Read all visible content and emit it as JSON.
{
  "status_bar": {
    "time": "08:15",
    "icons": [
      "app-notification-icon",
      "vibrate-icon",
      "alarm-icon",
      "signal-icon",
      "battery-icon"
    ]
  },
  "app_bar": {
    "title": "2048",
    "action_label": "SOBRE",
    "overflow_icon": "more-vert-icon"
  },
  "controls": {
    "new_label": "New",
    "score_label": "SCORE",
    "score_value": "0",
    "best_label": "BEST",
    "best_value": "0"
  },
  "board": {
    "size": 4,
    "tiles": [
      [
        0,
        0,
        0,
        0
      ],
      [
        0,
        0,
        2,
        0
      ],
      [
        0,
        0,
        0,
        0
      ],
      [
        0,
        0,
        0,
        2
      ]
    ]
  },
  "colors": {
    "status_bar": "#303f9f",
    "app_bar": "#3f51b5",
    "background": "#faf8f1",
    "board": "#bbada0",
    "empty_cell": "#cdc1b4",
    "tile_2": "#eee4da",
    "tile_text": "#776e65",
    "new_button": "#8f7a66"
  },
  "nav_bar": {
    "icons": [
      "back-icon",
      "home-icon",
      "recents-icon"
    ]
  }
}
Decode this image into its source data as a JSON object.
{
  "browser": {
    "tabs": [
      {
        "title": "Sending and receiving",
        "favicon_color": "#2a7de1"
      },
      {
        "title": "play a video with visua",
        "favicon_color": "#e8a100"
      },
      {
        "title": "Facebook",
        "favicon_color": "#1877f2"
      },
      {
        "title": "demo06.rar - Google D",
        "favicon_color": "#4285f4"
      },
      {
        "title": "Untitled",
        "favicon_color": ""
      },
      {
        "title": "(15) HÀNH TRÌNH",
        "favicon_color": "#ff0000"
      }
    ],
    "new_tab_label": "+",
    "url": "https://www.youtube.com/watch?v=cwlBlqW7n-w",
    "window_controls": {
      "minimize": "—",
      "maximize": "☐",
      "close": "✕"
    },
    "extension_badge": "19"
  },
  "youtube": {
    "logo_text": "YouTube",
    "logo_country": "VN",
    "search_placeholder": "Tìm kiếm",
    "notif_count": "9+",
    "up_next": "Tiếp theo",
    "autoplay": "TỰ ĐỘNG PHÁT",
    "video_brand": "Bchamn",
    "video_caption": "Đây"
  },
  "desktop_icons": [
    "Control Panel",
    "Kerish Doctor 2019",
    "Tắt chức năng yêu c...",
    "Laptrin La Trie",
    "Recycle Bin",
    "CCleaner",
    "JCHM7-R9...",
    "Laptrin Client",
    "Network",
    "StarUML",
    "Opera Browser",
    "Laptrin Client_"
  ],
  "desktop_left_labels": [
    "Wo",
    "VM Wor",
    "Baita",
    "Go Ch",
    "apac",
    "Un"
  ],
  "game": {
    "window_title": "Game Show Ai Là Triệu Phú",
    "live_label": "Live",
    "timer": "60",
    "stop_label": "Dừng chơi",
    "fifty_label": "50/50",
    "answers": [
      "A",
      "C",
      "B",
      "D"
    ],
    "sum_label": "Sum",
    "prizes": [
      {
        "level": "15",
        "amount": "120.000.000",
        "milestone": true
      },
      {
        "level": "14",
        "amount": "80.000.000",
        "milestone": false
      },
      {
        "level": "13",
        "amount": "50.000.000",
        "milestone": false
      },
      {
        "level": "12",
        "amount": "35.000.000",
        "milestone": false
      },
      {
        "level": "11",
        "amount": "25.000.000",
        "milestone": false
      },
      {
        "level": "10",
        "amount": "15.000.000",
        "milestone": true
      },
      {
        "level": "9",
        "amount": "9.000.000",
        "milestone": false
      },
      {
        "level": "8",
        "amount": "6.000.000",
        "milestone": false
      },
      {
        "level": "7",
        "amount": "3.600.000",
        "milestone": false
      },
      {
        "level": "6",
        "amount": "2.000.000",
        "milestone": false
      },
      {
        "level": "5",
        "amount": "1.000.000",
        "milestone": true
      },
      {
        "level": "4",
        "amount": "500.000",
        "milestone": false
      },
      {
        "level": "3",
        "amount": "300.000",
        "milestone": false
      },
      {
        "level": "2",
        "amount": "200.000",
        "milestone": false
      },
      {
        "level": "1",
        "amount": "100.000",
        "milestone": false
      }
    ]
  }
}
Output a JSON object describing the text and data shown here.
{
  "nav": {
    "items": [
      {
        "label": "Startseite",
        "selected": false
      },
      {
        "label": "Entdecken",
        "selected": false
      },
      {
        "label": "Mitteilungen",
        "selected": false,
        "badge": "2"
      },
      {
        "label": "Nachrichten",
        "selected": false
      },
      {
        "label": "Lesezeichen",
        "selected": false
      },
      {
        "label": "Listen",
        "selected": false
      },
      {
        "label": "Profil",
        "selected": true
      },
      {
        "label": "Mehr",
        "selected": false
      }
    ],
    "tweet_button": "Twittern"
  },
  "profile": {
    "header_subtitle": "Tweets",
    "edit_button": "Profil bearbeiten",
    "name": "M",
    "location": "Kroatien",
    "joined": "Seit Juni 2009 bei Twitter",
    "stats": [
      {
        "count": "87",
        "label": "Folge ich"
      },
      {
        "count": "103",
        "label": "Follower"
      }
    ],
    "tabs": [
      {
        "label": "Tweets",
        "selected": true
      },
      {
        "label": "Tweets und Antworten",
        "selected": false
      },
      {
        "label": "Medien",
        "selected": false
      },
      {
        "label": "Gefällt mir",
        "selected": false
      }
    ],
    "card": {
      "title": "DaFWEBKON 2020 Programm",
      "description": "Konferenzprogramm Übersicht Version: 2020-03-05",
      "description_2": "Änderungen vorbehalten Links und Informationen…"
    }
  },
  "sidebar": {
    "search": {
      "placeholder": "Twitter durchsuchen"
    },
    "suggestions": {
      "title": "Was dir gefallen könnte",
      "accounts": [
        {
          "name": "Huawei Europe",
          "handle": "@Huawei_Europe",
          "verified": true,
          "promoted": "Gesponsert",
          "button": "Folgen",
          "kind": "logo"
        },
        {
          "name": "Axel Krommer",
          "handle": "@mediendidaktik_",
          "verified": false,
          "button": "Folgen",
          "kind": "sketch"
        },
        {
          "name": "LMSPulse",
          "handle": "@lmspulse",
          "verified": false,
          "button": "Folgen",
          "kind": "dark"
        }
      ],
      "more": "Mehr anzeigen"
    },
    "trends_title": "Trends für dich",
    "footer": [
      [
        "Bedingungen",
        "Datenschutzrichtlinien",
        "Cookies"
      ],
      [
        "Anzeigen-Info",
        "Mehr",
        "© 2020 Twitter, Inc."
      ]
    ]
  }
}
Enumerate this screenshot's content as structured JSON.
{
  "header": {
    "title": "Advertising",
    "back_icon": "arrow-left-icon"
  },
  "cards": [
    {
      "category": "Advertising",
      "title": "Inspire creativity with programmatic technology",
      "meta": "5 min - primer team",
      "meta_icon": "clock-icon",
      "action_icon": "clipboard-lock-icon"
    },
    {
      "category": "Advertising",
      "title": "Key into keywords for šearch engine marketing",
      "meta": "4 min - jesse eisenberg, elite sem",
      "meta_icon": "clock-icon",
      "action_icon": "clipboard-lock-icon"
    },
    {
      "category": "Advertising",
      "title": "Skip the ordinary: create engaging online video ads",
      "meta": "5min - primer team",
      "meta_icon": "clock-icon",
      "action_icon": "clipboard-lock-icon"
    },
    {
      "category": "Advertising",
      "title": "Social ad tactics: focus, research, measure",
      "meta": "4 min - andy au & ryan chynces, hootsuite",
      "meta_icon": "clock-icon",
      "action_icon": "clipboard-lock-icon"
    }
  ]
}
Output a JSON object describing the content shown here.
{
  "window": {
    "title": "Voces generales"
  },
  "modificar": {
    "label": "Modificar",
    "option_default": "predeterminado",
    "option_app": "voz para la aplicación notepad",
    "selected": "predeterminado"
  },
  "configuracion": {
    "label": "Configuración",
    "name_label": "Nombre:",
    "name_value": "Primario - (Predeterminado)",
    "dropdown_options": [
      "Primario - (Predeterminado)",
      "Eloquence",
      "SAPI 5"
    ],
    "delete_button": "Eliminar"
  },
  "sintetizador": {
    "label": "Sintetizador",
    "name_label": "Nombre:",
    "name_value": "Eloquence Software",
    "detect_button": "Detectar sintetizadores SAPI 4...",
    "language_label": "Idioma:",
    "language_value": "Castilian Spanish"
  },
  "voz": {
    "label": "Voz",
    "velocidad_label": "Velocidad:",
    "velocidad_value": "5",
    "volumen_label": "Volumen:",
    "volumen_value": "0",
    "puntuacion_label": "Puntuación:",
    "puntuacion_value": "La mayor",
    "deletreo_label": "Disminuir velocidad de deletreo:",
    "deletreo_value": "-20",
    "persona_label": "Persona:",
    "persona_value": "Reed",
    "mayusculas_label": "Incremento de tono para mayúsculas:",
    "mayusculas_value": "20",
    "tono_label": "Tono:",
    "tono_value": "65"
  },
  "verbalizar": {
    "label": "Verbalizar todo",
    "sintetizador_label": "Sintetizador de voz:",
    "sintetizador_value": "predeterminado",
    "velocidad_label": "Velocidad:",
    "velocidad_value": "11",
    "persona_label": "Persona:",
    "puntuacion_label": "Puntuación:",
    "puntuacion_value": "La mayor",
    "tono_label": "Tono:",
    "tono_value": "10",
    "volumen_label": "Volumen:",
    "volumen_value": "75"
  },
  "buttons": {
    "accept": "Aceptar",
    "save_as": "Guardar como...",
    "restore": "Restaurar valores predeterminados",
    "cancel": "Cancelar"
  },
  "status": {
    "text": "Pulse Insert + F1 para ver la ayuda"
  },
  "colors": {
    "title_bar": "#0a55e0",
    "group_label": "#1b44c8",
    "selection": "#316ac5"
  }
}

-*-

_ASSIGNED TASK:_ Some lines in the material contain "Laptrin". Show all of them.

_RESULT:_
    "Laptrin La Trie",
    "Laptrin Client",
    "Laptrin Client_"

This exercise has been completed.